*** Opening Data to examine ***

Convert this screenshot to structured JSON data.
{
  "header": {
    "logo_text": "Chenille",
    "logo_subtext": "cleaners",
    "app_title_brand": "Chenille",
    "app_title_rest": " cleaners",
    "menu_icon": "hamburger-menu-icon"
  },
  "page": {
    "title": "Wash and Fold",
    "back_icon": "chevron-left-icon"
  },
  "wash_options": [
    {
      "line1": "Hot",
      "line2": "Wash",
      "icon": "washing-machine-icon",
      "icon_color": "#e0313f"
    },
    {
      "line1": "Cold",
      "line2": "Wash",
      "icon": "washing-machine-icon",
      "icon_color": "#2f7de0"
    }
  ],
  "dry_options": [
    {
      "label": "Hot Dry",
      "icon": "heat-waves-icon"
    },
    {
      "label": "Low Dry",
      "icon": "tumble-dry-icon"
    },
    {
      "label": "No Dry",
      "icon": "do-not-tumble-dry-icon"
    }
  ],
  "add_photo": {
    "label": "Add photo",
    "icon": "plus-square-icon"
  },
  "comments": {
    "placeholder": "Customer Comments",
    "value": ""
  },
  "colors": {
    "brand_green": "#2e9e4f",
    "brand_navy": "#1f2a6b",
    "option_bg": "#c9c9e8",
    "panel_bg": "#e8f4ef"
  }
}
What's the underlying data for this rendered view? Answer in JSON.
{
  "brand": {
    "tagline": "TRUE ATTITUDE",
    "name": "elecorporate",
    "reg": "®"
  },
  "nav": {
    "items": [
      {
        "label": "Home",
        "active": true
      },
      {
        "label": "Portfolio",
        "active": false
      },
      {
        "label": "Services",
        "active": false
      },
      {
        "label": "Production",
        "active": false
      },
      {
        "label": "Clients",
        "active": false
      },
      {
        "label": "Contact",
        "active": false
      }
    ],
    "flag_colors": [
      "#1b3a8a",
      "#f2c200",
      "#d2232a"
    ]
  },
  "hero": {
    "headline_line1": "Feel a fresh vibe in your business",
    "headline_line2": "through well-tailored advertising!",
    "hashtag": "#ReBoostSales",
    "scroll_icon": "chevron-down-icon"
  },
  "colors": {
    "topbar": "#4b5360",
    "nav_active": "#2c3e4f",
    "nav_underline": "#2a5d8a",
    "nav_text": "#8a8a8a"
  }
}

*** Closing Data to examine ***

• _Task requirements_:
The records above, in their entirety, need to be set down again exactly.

• _Solution for this problem_:
Convert this screenshot to structured JSON data.
{
  "header": {
    "logo_text": "Chenille",
    "logo_subtext": "cleaners",
    "app_title_brand": "Chenille",
    "app_title_rest": " cleaners",
    "menu_icon": "hamburger-menu-icon"
  },
  "page": {
    "title": "Wash and Fold",
    "back_icon": "chevron-left-icon"
  },
  "wash_options": [
    {
      "line1": "Hot",
      "line2": "Wash",
      "icon": "washing-machine-icon",
      "icon_color": "#e0313f"
    },
    {
      "line1": "Cold",
      "line2": "Wash",
      "icon": "washing-machine-icon",
      "icon_color": "#2f7de0"
    }
  ],
  "dry_options": [
    {
      "label": "Hot Dry",
      "icon": "heat-waves-icon"
    },
    {
      "label": "Low Dry",
      "icon": "tumble-dry-icon"
    },
    {
      "label": "No Dry",
      "icon": "do-not-tumble-dry-icon"
    }
  ],
  "add_photo": {
    "label": "Add photo",
    "icon": "plus-square-icon"
  },
  "comments": {
    "placeholder": "Customer Comments",
    "value": ""
  },
  "colors": {
    "brand_green": "#2e9e4f",
    "brand_navy": "#1f2a6b",
    "option_bg": "#c9c9e8",
    "panel_bg": "#e8f4ef"
  }
}
What's the underlying data for this rendered view? Answer in JSON.
{
  "brand": {
    "tagline": "TRUE ATTITUDE",
    "name": "elecorporate",
    "reg": "®"
  },
  "nav": {
    "items": [
      {
        "label": "Home",
        "active": true
      },
      {
        "label": "Portfolio",
        "active": false
      },
      {
        "label": "Services",
        "active": false
      },
      {
        "label": "Production",
        "active": false
      },
      {
        "label": "Clients",
        "active": false
      },
      {
        "label": "Contact",
        "active": false
      }
    ],
    "flag_colors": [
      "#1b3a8a",
      "#f2c200",
      "#d2232a"
    ]
  },
  "hero": {
    "headline_line1": "Feel a fresh vibe in your business",
    "headline_line2": "through well-tailored advertising!",
    "hashtag": "#ReBoostSales",
    "scroll_icon": "chevron-down-icon"
  },
  "colors": {
    "topbar": "#4b5360",
    "nav_active": "#2c3e4f",
    "nav_underline": "#2a5d8a",
    "nav_text": "#8a8a8a"
  }
}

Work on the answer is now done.